> **TASK TO COMPLETE**:
Print the data again, exactly.

> **RECORDS SUPPLIED**:
=====
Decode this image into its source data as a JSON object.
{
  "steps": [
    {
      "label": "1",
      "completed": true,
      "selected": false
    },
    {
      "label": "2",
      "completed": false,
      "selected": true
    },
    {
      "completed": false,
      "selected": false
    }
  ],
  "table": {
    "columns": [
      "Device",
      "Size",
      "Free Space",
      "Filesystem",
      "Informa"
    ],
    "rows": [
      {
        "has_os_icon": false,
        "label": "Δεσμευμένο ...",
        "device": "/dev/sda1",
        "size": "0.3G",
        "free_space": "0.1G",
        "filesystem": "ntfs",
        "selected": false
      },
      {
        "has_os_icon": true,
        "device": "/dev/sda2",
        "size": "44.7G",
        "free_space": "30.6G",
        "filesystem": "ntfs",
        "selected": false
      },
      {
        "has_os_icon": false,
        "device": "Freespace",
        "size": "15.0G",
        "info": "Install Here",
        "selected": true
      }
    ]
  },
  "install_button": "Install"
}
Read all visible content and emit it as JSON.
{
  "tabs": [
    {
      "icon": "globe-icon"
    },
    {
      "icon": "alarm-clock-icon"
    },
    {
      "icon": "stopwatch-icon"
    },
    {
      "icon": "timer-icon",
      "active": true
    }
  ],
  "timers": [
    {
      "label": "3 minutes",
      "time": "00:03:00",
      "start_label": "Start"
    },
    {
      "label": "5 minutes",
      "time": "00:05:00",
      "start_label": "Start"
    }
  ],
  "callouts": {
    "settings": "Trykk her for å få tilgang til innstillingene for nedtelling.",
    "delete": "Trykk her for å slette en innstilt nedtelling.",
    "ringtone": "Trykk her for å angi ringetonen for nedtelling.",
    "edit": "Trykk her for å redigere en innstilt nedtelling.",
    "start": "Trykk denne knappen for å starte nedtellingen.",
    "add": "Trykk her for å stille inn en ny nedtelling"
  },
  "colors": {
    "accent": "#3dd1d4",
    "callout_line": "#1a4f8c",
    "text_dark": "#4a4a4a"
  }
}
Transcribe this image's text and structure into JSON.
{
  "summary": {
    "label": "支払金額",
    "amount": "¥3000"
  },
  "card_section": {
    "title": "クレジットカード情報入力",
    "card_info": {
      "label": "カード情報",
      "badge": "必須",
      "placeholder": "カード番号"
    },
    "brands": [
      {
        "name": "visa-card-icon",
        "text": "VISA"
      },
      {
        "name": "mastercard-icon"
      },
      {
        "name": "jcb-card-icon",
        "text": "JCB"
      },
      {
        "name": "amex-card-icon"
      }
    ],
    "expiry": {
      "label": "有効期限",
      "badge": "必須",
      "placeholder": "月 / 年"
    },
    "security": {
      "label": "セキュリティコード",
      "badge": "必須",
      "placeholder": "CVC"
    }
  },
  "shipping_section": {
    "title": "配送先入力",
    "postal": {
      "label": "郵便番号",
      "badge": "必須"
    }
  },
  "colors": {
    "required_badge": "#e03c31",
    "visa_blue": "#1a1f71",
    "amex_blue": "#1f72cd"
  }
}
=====
> **RESULT OF THE EXERCISE**:
Decode this image into its source data as a JSON object.
{
  "steps": [
    {
      "label": "1",
      "completed": true,
      "selected": false
    },
    {
      "label": "2",
      "completed": false,
      "selected": true
    },
    {
      "completed": false,
      "selected": false
    }
  ],
  "table": {
    "columns": [
      "Device",
      "Size",
      "Free Space",
      "Filesystem",
      "Informa"
    ],
    "rows": [
      {
        "has_os_icon": false,
        "label": "Δεσμευμένο ...",
        "device": "/dev/sda1",
        "size": "0.3G",
        "free_space": "0.1G",
        "filesystem": "ntfs",
        "selected": false
      },
      {
        "has_os_icon": true,
        "device": "/dev/sda2",
        "size": "44.7G",
        "free_space": "30.6G",
        "filesystem": "ntfs",
        "selected": false
      },
      {
        "has_os_icon": false,
        "device": "Freespace",
        "size": "15.0G",
        "info": "Install Here",
        "selected": true
      }
    ]
  },
  "install_button": "Install"
}
Read all visible content and emit it as JSON.
{
  "tabs": [
    {
      "icon": "globe-icon"
    },
    {
      "icon": "alarm-clock-icon"
    },
    {
      "icon": "stopwatch-icon"
    },
    {
      "icon": "timer-icon",
      "active": true
    }
  ],
  "timers": [
    {
      "label": "3 minutes",
      "time": "00:03:00",
      "start_label": "Start"
    },
    {
      "label": "5 minutes",
      "time": "00:05:00",
      "start_label": "Start"
    }
  ],
  "callouts": {
    "settings": "Trykk her for å få tilgang til innstillingene for nedtelling.",
    "delete": "Trykk her for å slette en innstilt nedtelling.",
    "ringtone": "Trykk her for å angi ringetonen for nedtelling.",
    "edit": "Trykk her for å redigere en innstilt nedtelling.",
    "start": "Trykk denne knappen for å starte nedtellingen.",
    "add": "Trykk her for å stille inn en ny nedtelling"
  },
  "colors": {
    "accent": "#3dd1d4",
    "callout_line": "#1a4f8c",
    "text_dark": "#4a4a4a"
  }
}
Transcribe this image's text and structure into JSON.
{
  "summary": {
    "label": "支払金額",
    "amount": "¥3000"
  },
  "card_section": {
    "title": "クレジットカード情報入力",
    "card_info": {
      "label": "カード情報",
      "badge": "必須",
      "placeholder": "カード番号"
    },
    "brands": [
      {
        "name": "visa-card-icon",
        "text": "VISA"
      },
      {
        "name": "mastercard-icon"
      },
      {
        "name": "jcb-card-icon",
        "text": "JCB"
      },
      {
        "name": "amex-card-icon"
      }
    ],
    "expiry": {
      "label": "有効期限",
      "badge": "必須",
      "placeholder": "月 / 年"
    },
    "security": {
      "label": "セキュリティコード",
      "badge": "必須",
      "placeholder": "CVC"
    }
  },
  "shipping_section": {
    "title": "配送先入力",
    "postal": {
      "label": "郵便番号",
      "badge": "必須"
    }
  },
  "colors": {
    "required_badge": "#e03c31",
    "visa_blue": "#1a1f71",
    "amex_blue": "#1f72cd"
  }
}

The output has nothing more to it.